§ **Assignment**:
Omit every picture, then give all the entries again exactly.
+===+
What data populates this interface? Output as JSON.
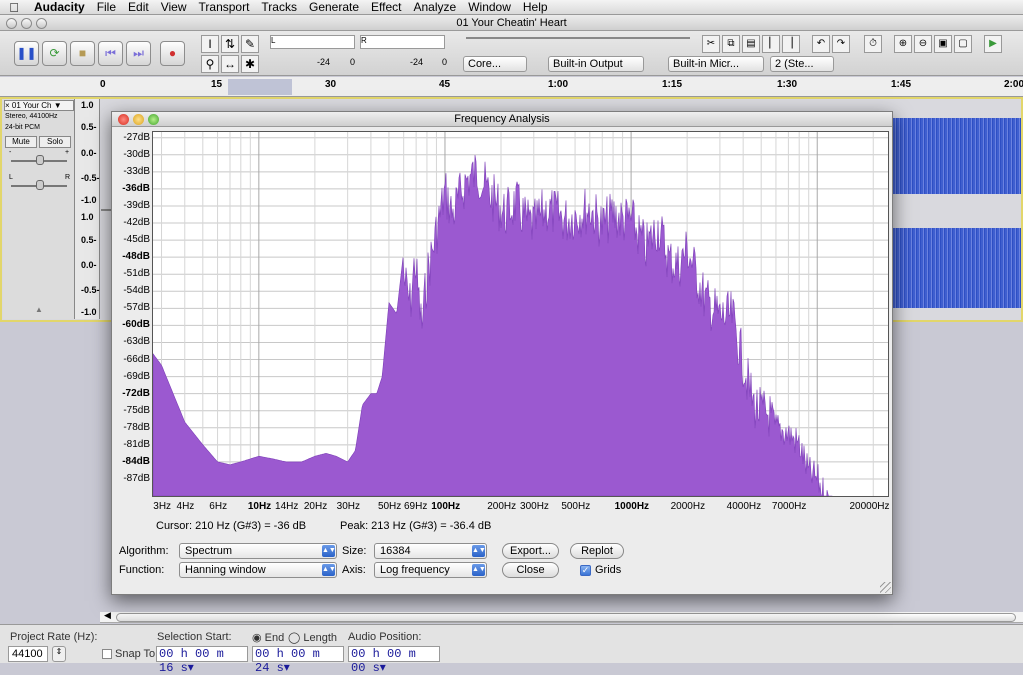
{
  "menubar": {
    "app": "Audacity",
    "items": [
      "File",
      "Edit",
      "View",
      "Transport",
      "Tracks",
      "Generate",
      "Effect",
      "Analyze",
      "Window",
      "Help"
    ]
  },
  "window": {
    "title": "01 Your Cheatin' Heart"
  },
  "meters": {
    "out_marks": [
      "-24",
      "0"
    ],
    "in_marks": [
      "-24",
      "0"
    ],
    "L": "L",
    "R": "R"
  },
  "device_bar": {
    "host": "Core...",
    "output": "Built-in Output",
    "input": "Built-in Micr...",
    "channels": "2 (Ste..."
  },
  "ruler": {
    "ticks": [
      "0",
      "15",
      "30",
      "45",
      "1:00",
      "1:15",
      "1:30",
      "1:45",
      "2:00"
    ]
  },
  "track": {
    "name": "01 Your Ch",
    "info1": "Stereo, 44100Hz",
    "info2": "24-bit PCM",
    "mute": "Mute",
    "solo": "Solo",
    "pan_l": "L",
    "pan_r": "R",
    "gain_minus": "-",
    "gain_plus": "+",
    "scale": [
      "1.0",
      "0.5-",
      "0.0-",
      "-0.5-",
      "-1.0",
      "1.0",
      "0.5-",
      "0.0-",
      "-0.5-",
      "-1.0"
    ]
  },
  "dialog": {
    "title": "Frequency Analysis",
    "cursor_text": "Cursor: 210 Hz (G#3) = -36 dB",
    "peak_text": "Peak: 213 Hz (G#3) = -36.4 dB",
    "algorithm_label": "Algorithm:",
    "algorithm_value": "Spectrum",
    "size_label": "Size:",
    "size_value": "16384",
    "function_label": "Function:",
    "function_value": "Hanning window",
    "axis_label": "Axis:",
    "axis_value": "Log frequency",
    "export_button": "Export...",
    "replot_button": "Replot",
    "close_button": "Close",
    "grids_label": "Grids",
    "grids_checked": true
  },
  "chart_data": {
    "type": "area",
    "color": "#9b59d0",
    "xscale": "log",
    "xlim": [
      2.7,
      24000
    ],
    "ylim": [
      -90,
      -26
    ],
    "y_ticks": [
      "-27dB",
      "-30dB",
      "-33dB",
      "-36dB",
      "-39dB",
      "-42dB",
      "-45dB",
      "-48dB",
      "-51dB",
      "-54dB",
      "-57dB",
      "-60dB",
      "-63dB",
      "-66dB",
      "-69dB",
      "-72dB",
      "-75dB",
      "-78dB",
      "-81dB",
      "-84dB",
      "-87dB"
    ],
    "x_ticks": [
      "3Hz",
      "4Hz",
      "6Hz",
      "10Hz",
      "14Hz",
      "20Hz",
      "30Hz",
      "50Hz",
      "69Hz",
      "100Hz",
      "200Hz",
      "300Hz",
      "500Hz",
      "1000Hz",
      "2000Hz",
      "4000Hz",
      "7000Hz",
      "20000Hz"
    ],
    "x_tick_values": [
      3,
      4,
      6,
      10,
      14,
      20,
      30,
      50,
      69,
      100,
      200,
      300,
      500,
      1000,
      2000,
      4000,
      7000,
      20000
    ],
    "x": [
      2.7,
      3,
      4,
      5,
      6,
      7,
      8,
      10,
      12,
      14,
      17,
      20,
      23,
      26,
      30,
      33,
      36,
      40,
      43,
      46,
      50,
      55,
      60,
      65,
      69,
      75,
      80,
      90,
      100,
      110,
      130,
      150,
      170,
      190,
      210,
      240,
      270,
      300,
      350,
      400,
      450,
      500,
      600,
      700,
      800,
      900,
      1000,
      1200,
      1400,
      1600,
      1800,
      2000,
      2500,
      3000,
      3500,
      4000,
      4500,
      5000,
      5500,
      6000,
      7000,
      8000,
      9000,
      10000,
      11000,
      12000
    ],
    "y": [
      -65,
      -67,
      -77,
      -81,
      -84,
      -84.5,
      -84,
      -83,
      -83.5,
      -84,
      -84,
      -83,
      -82.5,
      -83,
      -84,
      -82,
      -74,
      -72,
      -72,
      -69,
      -56,
      -58,
      -47,
      -52,
      -44,
      -56,
      -47,
      -39,
      -32,
      -36,
      -30,
      -28.5,
      -32,
      -34,
      -36,
      -34,
      -37,
      -38,
      -35,
      -36,
      -37,
      -36,
      -35,
      -38,
      -36,
      -37,
      -37,
      -42,
      -38,
      -44,
      -45,
      -42,
      -51,
      -54,
      -54,
      -62,
      -69,
      -71,
      -71,
      -75,
      -76,
      -78,
      -83,
      -84,
      -87,
      -89
    ]
  }
}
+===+
§ **Answer box**:
What data populates this interface? Output as JSON.
{
  "menubar": {
    "app": "Audacity",
    "items": [
      "File",
      "Edit",
      "View",
      "Transport",
      "Tracks",
      "Generate",
      "Effect",
      "Analyze",
      "Window",
      "Help"
    ]
  },
  "window": {
    "title": "01 Your Cheatin' Heart"
  },
  "meters": {
    "out_marks": [
      "-24",
      "0"
    ],
    "in_marks": [
      "-24",
      "0"
    ],
    "L": "L",
    "R": "R"
  },
  "device_bar": {
    "host": "Core...",
    "output": "Built-in Output",
    "input": "Built-in Micr...",
    "channels": "2 (Ste..."
  },
  "ruler": {
    "ticks": [
      "0",
      "15",
      "30",
      "45",
      "1:00",
      "1:15",
      "1:30",
      "1:45",
      "2:00"
    ]
  },
  "track": {
    "name": "01 Your Ch",
    "info1": "Stereo, 44100Hz",
    "info2": "24-bit PCM",
    "mute": "Mute",
    "solo": "Solo",
    "pan_l": "L",
    "pan_r": "R",
    "gain_minus": "-",
    "gain_plus": "+",
    "scale": [
      "1.0",
      "0.5-",
      "0.0-",
      "-0.5-",
      "-1.0",
      "1.0",
      "0.5-",
      "0.0-",
      "-0.5-",
      "-1.0"
    ]
  },
  "dialog": {
    "title": "Frequency Analysis",
    "cursor_text": "Cursor: 210 Hz (G#3) = -36 dB",
    "peak_text": "Peak: 213 Hz (G#3) = -36.4 dB",
    "algorithm_label": "Algorithm:",
    "algorithm_value": "Spectrum",
    "size_label": "Size:",
    "size_value": "16384",
    "function_label": "Function:",
    "function_value": "Hanning window",
    "axis_label": "Axis:",
    "axis_value": "Log frequency",
    "export_button": "Export...",
    "replot_button": "Replot",
    "close_button": "Close",
    "grids_label": "Grids",
    "grids_checked": true
  },
  "chart_data": {
    "type": "area",
    "color": "#9b59d0",
    "xscale": "log",
    "xlim": [
      2.7,
      24000
    ],
    "ylim": [
      -90,
      -26
    ],
    "y_ticks": [
      "-27dB",
      "-30dB",
      "-33dB",
      "-36dB",
      "-39dB",
      "-42dB",
      "-45dB",
      "-48dB",
      "-51dB",
      "-54dB",
      "-57dB",
      "-60dB",
      "-63dB",
      "-66dB",
      "-69dB",
      "-72dB",
      "-75dB",
      "-78dB",
      "-81dB",
      "-84dB",
      "-87dB"
    ],
    "x_ticks": [
      "3Hz",
      "4Hz",
      "6Hz",
      "10Hz",
      "14Hz",
      "20Hz",
      "30Hz",
      "50Hz",
      "69Hz",
      "100Hz",
      "200Hz",
      "300Hz",
      "500Hz",
      "1000Hz",
      "2000Hz",
      "4000Hz",
      "7000Hz",
      "20000Hz"
    ],
    "x_tick_values": [
      3,
      4,
      6,
      10,
      14,
      20,
      30,
      50,
      69,
      100,
      200,
      300,
      500,
      1000,
      2000,
      4000,
      7000,
      20000
    ],
    "x": [
      2.7,
      3,
      4,
      5,
      6,
      7,
      8,
      10,
      12,
      14,
      17,
      20,
      23,
      26,
      30,
      33,
      36,
      40,
      43,
      46,
      50,
      55,
      60,
      65,
      69,
      75,
      80,
      90,
      100,
      110,
      130,
      150,
      170,
      190,
      210,
      240,
      270,
      300,
      350,
      400,
      450,
      500,
      600,
      700,
      800,
      900,
      1000,
      1200,
      1400,
      1600,
      1800,
      2000,
      2500,
      3000,
      3500,
      4000,
      4500,
      5000,
      5500,
      6000,
      7000,
      8000,
      9000,
      10000,
      11000,
      12000
    ],
    "y": [
      -65,
      -67,
      -77,
      -81,
      -84,
      -84.5,
      -84,
      -83,
      -83.5,
      -84,
      -84,
      -83,
      -82.5,
      -83,
      -84,
      -82,
      -74,
      -72,
      -72,
      -69,
      -56,
      -58,
      -47,
      -52,
      -44,
      -56,
      -47,
      -39,
      -32,
      -36,
      -30,
      -28.5,
      -32,
      -34,
      -36,
      -34,
      -37,
      -38,
      -35,
      -36,
      -37,
      -36,
      -35,
      -38,
      -36,
      -37,
      -37,
      -42,
      -38,
      -44,
      -45,
      -42,
      -51,
      -54,
      -54,
      -62,
      -69,
      -71,
      -71,
      -75,
      -76,
      -78,
      -83,
      -84,
      -87,
      -89
    ]
  }
}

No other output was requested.